    Support for Irma and the baby girls continued when she arrived home. The midwife visited her, and the mother counselor taught her how to care for the twins. Medical Teams International’s Weight Monitoring Commission checked the weight of the babies and helped Irma provide nutrition for their healthy growth. Guatemala_Irma_MotherInfant

    Without your support, Irma may never have received education about the seriousness of pregnancy complications-- putting both her and her babies at risk. Thanks to you, they're all healthy. “It’s a blessing from God having my babies,” she says, “and I’m glad that the community also is happy.”

  • Anxious About Delivery

    by Sarah Austria | Apr 13, 2016

    Rosalia and Roberto live in the semi-rural community of San Jose la Laguna, outside the city of Senahu, Guatemala - an area where health services are hard to access. Expecting their fourth child - but unable to pay for a midwife or seek care at a private health center – they turned to their local public health clinic. Sadly, these clinics often lack medical supplies like sterile gloves or gauze - forcing patients to bring their own or go without. Like too many in their community, Rosalia and Roberto did not have the resources to afford these critical supplies.

    The couple feared what would happen if the clinic did not have the supplies they needed. They were concerned for the safety of Rosalia and her baby. Would there be clean gauze to stop bleeding and protect them from infections? Would doctors reuse disposable gloves after other deliveries? All of these scenarios could put Rosalia and her baby's life at risk.

    But, thankfully, they were not alone. As their due date grew closer, a shipment from thousands of miles away was already en route to stock the clinic with critically-needed supplies.

    Thanks to your support, we were able to send a shipment of surgical equipment and medical supplies - the exact supplies that Rosalia would need during her birth - to the health center. Included were surgical gloves, gauze, clamps and aspirators - all supplies needed to ensure safe and clean birth care.

    Roberto rushed Rosalia to the clinic when her labor began. They were so relieved to find the health center fully stocked with clean, safe supplies. Thanks to you, doctors had everything they needed for the safe birth of Rosalia’s healthy son, Carlos.Rosalia_Guatemala_Mother_Infant_BIrthcare

    “We have received good care and we are thankful to God and the doctors and the nurses who work in this clinic,” Roberto said. “We bought absolutely nothing because they had everything here.”

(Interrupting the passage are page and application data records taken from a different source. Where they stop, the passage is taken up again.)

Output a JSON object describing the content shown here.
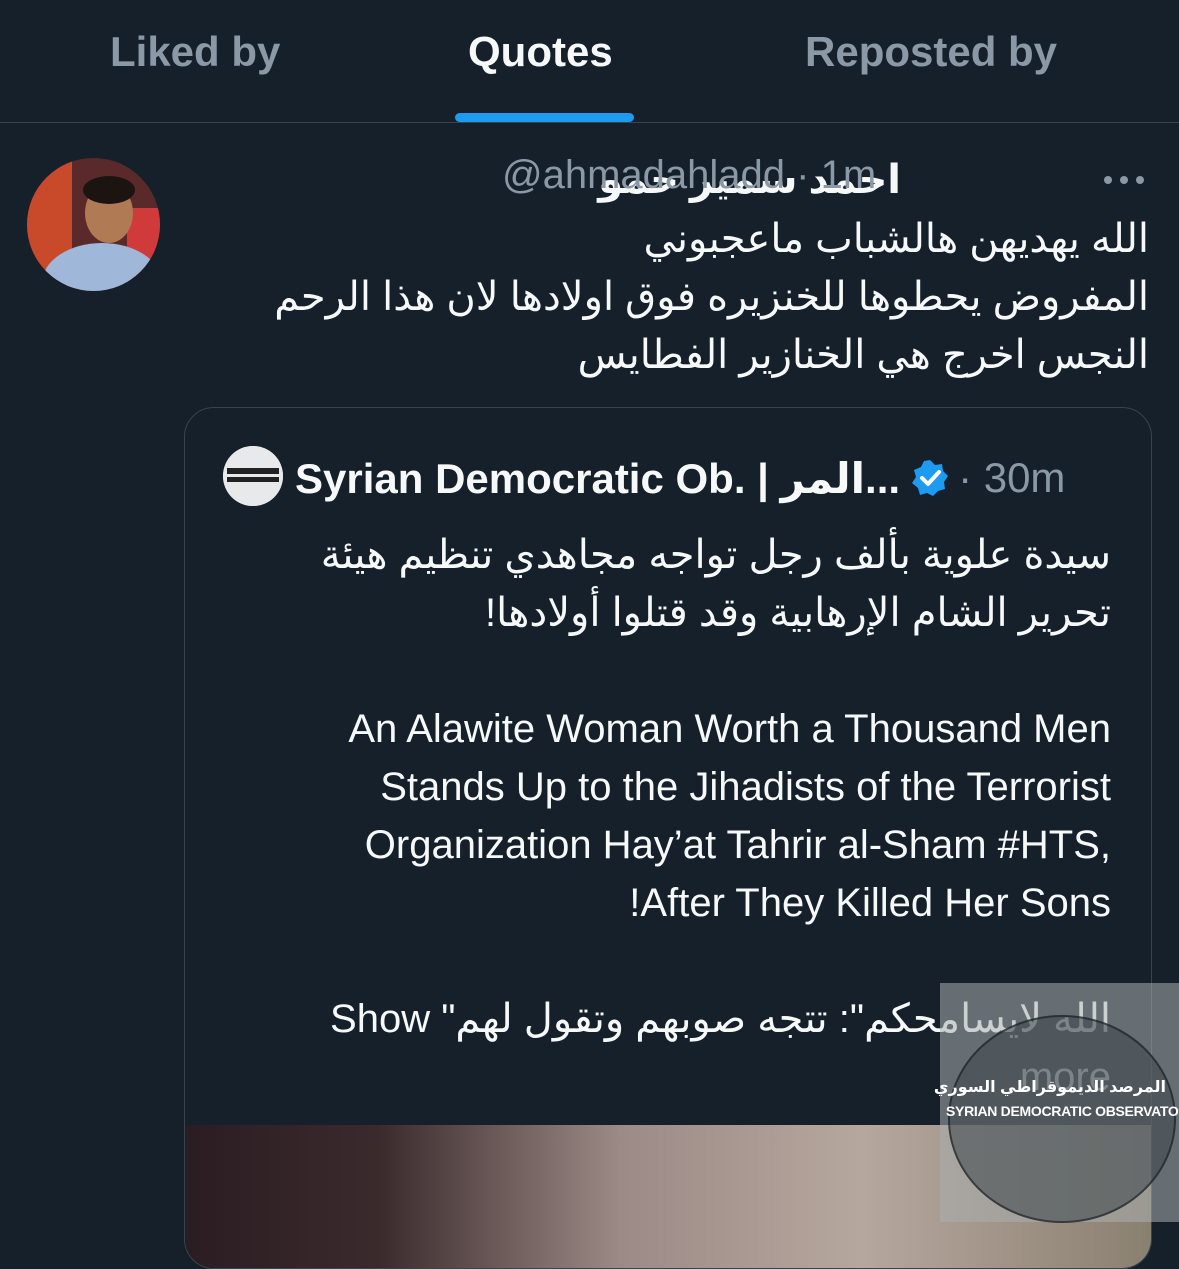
{
  "tabs": [
    {
      "label": "Liked by"
    },
    {
      "label": "Quotes"
    },
    {
      "label": "Reposted by"
    }
  ],
  "tweet": {
    "author_name": "احمد سمير حمو",
    "handle_time": "@ahmadahladd · 1m",
    "more_icon": "more-horizontal-icon",
    "lines": [
      "الله يهديهن هالشباب ماعجبوني",
      "المفروض يحطوها للخنزيره فوق اولادها لان هذا الرحم",
      "النجس اخرج هي الخنازير الفطايس"
    ]
  },
  "quote": {
    "author_name": "Syrian Democratic Ob. | المر...",
    "verified_icon": "verified-badge-icon",
    "time": "· 30m",
    "ar_lines": [
      "سيدة علوية بألف رجل تواجه مجاهدي تنظيم هيئة",
      "تحرير الشام الإرهابية وقد قتلوا أولادها!"
    ],
    "en_lines": [
      "An Alawite Woman Worth a Thousand Men",
      "Stands Up to the Jihadists of the Terrorist",
      "Organization Hay’at Tahrir al-Sham #HTS,",
      "!After They Killed Her Sons"
    ],
    "last_line": "Show \"الله لايسامحكم\": تتجه صوبهم وتقول لهم",
    "show_more": "more"
  },
  "watermark": {
    "ar": "المرصد الديموقراطي السوري",
    "en": "SYRIAN DEMOCRATIC OBSERVATORY"
  },
  "colors": {
    "background": "#15202b",
    "accent": "#1d9bf0",
    "secondary_text": "#8b98a5"
  }
}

    Your support gives small communities around the world, like those of Rosalia and Roberto, access to simple – but life-saving – resources. Thank you. Please share Rosalia's story on Facebook, Twitter or Instagram.